Sacro Monte di Varallo
The Sacred Mount of Varallo is located in Valsesia, in the province of Vercelli. It sits on a buttress of rock above the town of Varallo (600 m a.s.l) and it is the oldest and the most important Sacred Mount of the alpine region.
Its story begins at the end of the 15th century, when the Franciscan friar Bernardino Caimi di Milano, on his return from the Holy Land, where he had been the guardian of the Holy Sepulchre, decided to reproduce the holy places of Palestine in Valsesia. The “New Jerusalem” as the Sacred Mount was called, initially was meant to reproduce the distant sites of the Christian tradition for all those who would never be able to go there. Inside these places, there were images, paintings and sculptures that evoked the corresponding events of the story of the life of Christ.

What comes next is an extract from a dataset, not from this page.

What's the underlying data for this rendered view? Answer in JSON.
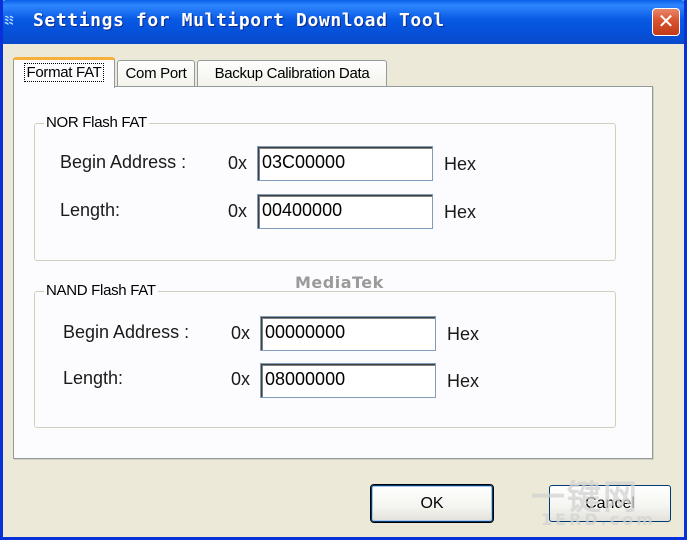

Already in the early 16th century, thanks to the work of the painter, sculptor and architect Gaudenzio Ferrari, the scenes inside the chapels were presented in a genial and innovative merging of painting, and sculptures with strong realism, so that the devout could feel strongly involved, almost part of the spectacle presented. Gaudenzio Ferrari’s work would be taken as a model for the construction of many other Sacred Mounts.
In the Counter-Reformation period, the Sacred Mount took on the nature of a route, real but at the same time mystical, that pilgrims followed recalling the story of the life of Christ.
The Sacred Mount of Varallo includes a basilica and forty-five frescoed chapels populated by over eight hundred statues. Over a period of time, numerous important Piemonte artists contributed to the decoration and completion of this extraordinary complex; among these, besides Gaudenzio Ferrari, there were Bernardino Lanino, Tanzio da Varallo, the d’Enrico brothers, il Morazzone, Dionigi Bussola and Benedetto Alfieri.